Did she anticipate his acclaimed entry into Jerusalem, with the palms waving and the people cheering? Did she anoint him king because she expected him to pull off some sort of miraculous, improbable kingly coup?
She knew that it was dangerous. They were bound to arrest him. Then did she expect Jesus to die and remain in the tomb, perfumed and preserved?
Does she expect something else? Is she keeping him sweet smelling so that Martha, who warned him against entering Lazarus’ lair, does not have to worry about the stench from Jesus’ opened tomb? Jesus had already confounded the idea of death as the final act, the last word. Does Mary anticipate the resurrection?
Our anointing at baptism was not to perfume our bodies for the grave. It was to raise us up into new life and to ordain us to a royal priesthood. As we approach Holy Week, with its pomp and pall, betrayal and love, and passion and perfection hung out to dry, even as we approach the cross, we are seeking resurrection. Though we stumble, we are called to continue in hope.
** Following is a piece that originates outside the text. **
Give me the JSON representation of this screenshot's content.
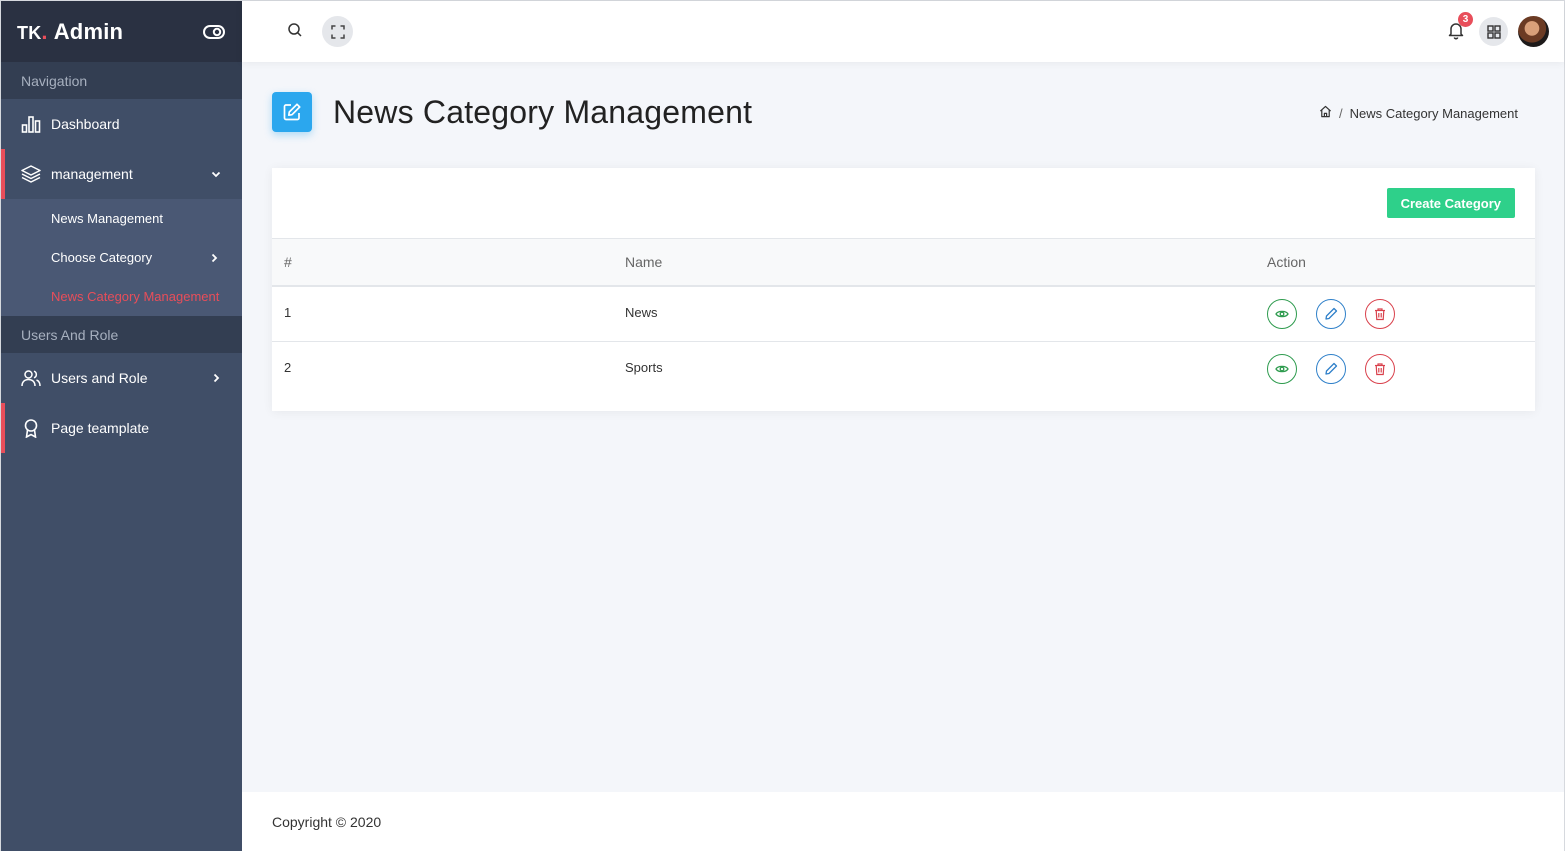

We are a royal priesthood, anointed to share in the ministry of Jesus, to share in the fullness of his life, a life fully lived, with love and mercy, service, humility, friendship, grief, and joy, a life lived not alone, but in the company of friends and family who bring us to life.
Like Mary and Martha, Lazarus and Jesus, like Judas, in the midst of life we know death, and like Mary, in every death, and in every death to self, to fear, to sin, we know that there is the hope of resurrection.
Already, its fragrance fills the house.